Distance walked: 24.5km
When I arrived in Calzadilla de los Hermanillos on a sweaty, dusty, Sunday afternoon, I was hugely relieved to get a bed in the hostel. There wasn’t anywhere else to stay for another 17km and I was tired enough from walking 24km already. The ground seared from the heat and it was a relief to get in to the shade. I have to thank my fellow pilgrims for pointing out that the local shop was open for only an hour that afternoon. If I needed food or drink, I’d need to be quick. Just as well because not only was there nowhere to stay for another 17km, there was also nowhere to get food, either. Without that pilgrim’s advice, I would have missed out on the shop’s opening hours and I would have had nothing to eat for breakfast the next day.
The next morning, I ate my breakfast baguette sitting on the side of a corn field, with the morning sun in my face. I did some stretches. I drank some water. I gazed out on the flatness of the landscape and enjoyed that there were almost no trees, no shady spots from the rising sun. It’s one of my favourite memories of all camino, probably just because it is so simple.
That morning, I salivated in anticipation of a coffee. I would have to walk for hours to get one and I realised just how privileged I was, and am, in my everyday life. In my day job before camino, I often got a morning coffee to drink while I worked. The walk from my desk took all of 30 seconds and I did it without really thinking. Here I was, in the hot meseta, walking 4 hours to get my morning coffee. It felt incredible. And I thought of all my former colleagues who were surely at work that morning, perhaps walking 30 seconds to their morning coffee, and perhaps not quite realising how comfortable their lives were. They had no idea the efforts I was going to that morning but you know, my life was comfortable too. I didn’t, and don’t, have to walk hours every day to secure fresh drinking water. Compared to millions of others, I have a dream life. I’d do well to remember that more often.
I did do something rather stupid that day, though. I carried 4 litres of water in my backpack, which added a staggering 4kg of weight to my load.

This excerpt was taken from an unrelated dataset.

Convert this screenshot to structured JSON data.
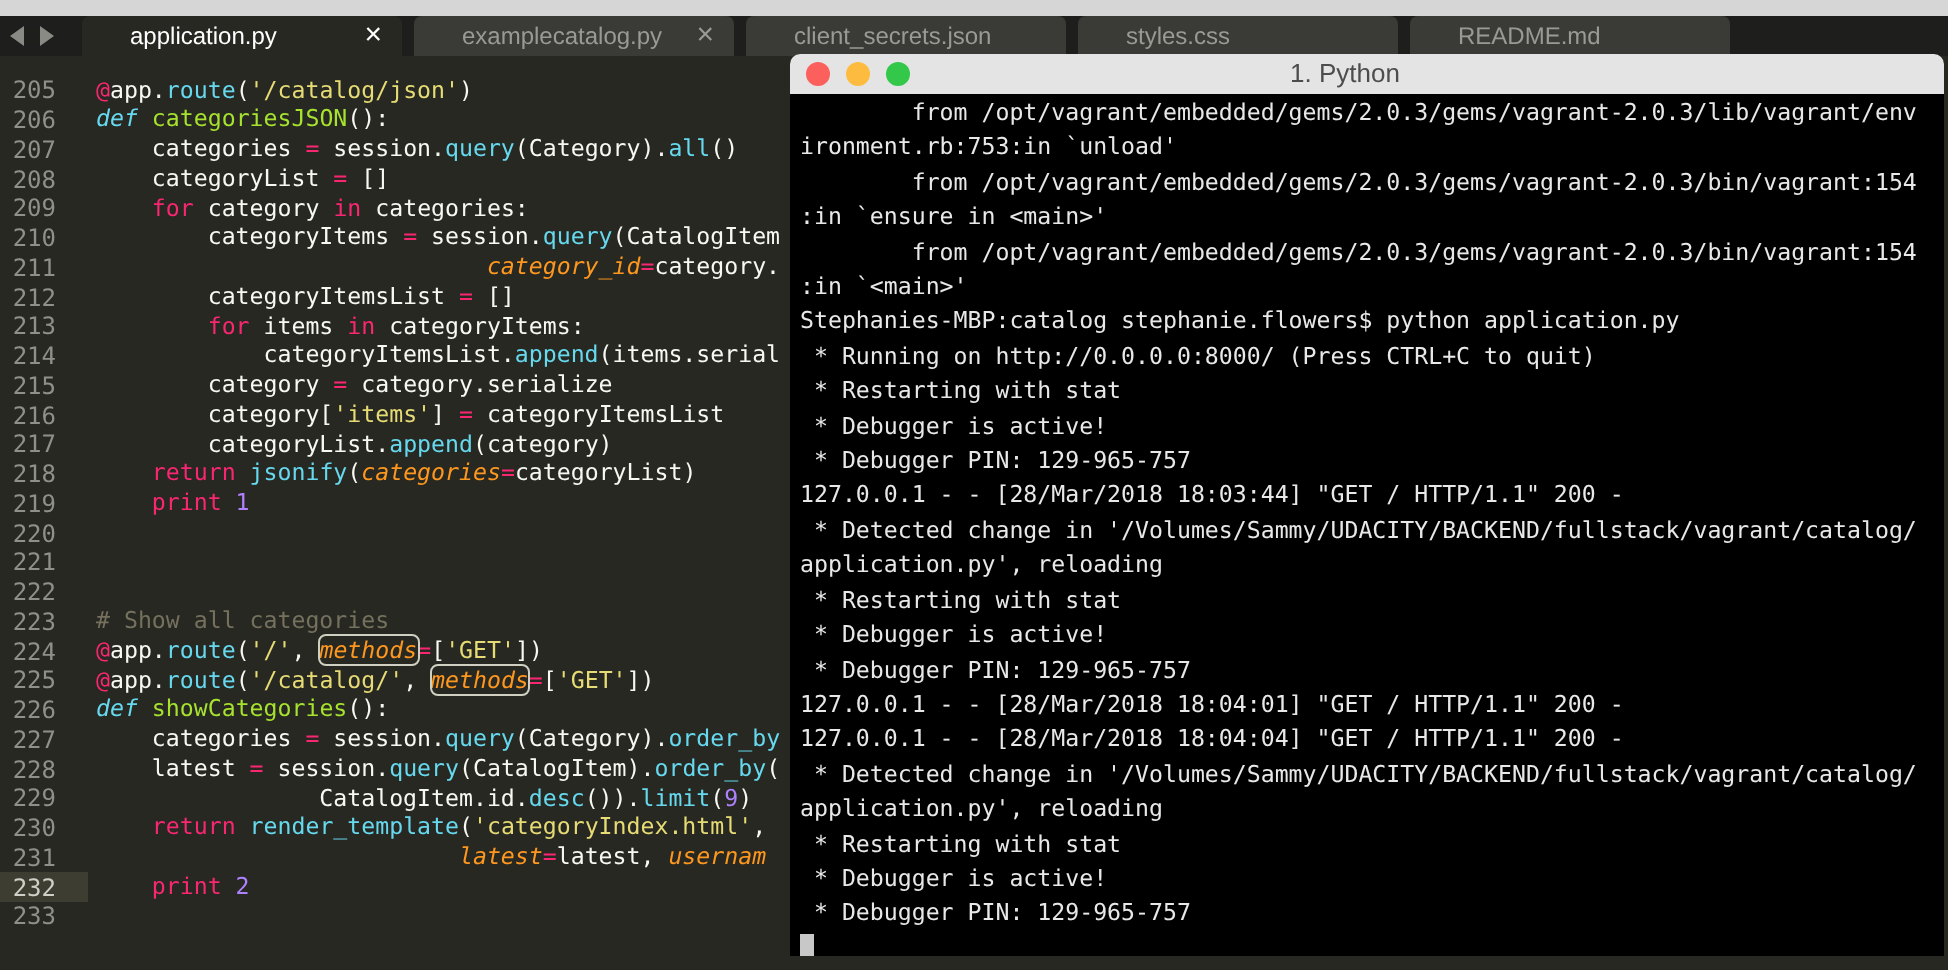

Well, the previous evening I chatted with a pilgrim who allegedly cured her tendonitis and plantar fasciitis by drinking lots of water. I mean, 7-8 litres a day. On the surface this sounds plain ridiculous because it puts pressure on the kidneys and one spends the day looking for toilet stops. She insisted it worked though, and I was so sore and so reluctant to take painkillers that I thought I’d try it out. There were no water stops for at least 17km that morning so I filled my water bottles at the hostel before I started out.
The extra weight hurt my shoulders and back. I drank all morning and even filled up along the way in an effort to hit the 7-8 litre target. Sure, the more I drank, the lighter my pack became. Great. But by the time I arrived in Mansilla de las Mulas that afternoon, I was sore in a whole new way. A word of advice? Don’t carry 4 litres of water at any one time, it’s really not a smart move.

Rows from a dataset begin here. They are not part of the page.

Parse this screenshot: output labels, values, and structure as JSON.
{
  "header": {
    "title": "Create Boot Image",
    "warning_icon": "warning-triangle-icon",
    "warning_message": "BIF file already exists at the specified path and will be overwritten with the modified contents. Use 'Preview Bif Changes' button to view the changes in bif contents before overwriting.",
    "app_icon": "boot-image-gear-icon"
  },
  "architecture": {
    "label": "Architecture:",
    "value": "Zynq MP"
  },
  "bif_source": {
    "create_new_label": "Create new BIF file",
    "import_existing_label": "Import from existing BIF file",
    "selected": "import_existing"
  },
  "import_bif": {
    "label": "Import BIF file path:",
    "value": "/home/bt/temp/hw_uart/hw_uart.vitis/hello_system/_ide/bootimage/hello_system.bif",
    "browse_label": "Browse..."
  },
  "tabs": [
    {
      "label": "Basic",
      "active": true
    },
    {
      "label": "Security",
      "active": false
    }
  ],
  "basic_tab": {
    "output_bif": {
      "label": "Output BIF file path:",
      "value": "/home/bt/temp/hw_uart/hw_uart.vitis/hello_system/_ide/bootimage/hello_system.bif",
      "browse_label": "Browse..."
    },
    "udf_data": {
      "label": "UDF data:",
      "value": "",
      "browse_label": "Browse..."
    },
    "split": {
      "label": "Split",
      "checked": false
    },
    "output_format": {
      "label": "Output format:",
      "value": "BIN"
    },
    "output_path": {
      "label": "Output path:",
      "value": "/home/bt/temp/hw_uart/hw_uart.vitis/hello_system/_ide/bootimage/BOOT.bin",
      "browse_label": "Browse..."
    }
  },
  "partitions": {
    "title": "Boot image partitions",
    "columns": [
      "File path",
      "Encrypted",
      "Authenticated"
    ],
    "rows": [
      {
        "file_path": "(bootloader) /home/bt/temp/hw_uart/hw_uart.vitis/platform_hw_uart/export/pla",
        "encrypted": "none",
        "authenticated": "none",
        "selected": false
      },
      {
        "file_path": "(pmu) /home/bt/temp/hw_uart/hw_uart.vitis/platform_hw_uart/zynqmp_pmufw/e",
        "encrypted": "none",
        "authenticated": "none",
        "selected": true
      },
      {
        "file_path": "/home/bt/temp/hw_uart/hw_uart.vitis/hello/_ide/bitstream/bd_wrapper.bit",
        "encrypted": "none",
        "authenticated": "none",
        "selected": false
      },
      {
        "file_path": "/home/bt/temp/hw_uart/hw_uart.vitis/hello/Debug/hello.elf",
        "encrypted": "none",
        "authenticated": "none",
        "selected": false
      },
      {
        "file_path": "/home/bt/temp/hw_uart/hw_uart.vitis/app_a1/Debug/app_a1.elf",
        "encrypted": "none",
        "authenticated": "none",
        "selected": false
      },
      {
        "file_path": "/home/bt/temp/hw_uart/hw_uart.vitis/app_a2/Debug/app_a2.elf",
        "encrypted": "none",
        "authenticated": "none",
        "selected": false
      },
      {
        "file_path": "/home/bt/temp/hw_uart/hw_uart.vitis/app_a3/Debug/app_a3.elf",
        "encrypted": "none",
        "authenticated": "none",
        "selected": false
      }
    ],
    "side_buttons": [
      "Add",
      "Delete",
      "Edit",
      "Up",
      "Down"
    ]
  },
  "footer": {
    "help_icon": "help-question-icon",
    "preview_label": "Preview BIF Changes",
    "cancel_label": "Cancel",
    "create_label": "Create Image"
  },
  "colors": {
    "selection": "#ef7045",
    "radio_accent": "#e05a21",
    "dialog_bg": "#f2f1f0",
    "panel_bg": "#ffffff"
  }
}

As for drinking 7-8 litres of water each day to cure tendonitis? Well, I tried it for a few days with no notable results only that my feet were even more sore from carrying the extra weight on my pack and I needed to pee every 20 minutes. Medics have since explained to me that consuming that much water throws the body’s salt/water balance out of whack. Drinking that much water, even when walking 30km a day in 30-something degree heat, isn’t necessary. It also isn’t helpful. And carrying that much extra weight? Well, that was was definitely one of my dumb-ass days on camino!
Still, that morning coffee was AM-A-ZING. So good, in fact, that I had two…and you would too if you’d walked 4 hours to get it! 🙂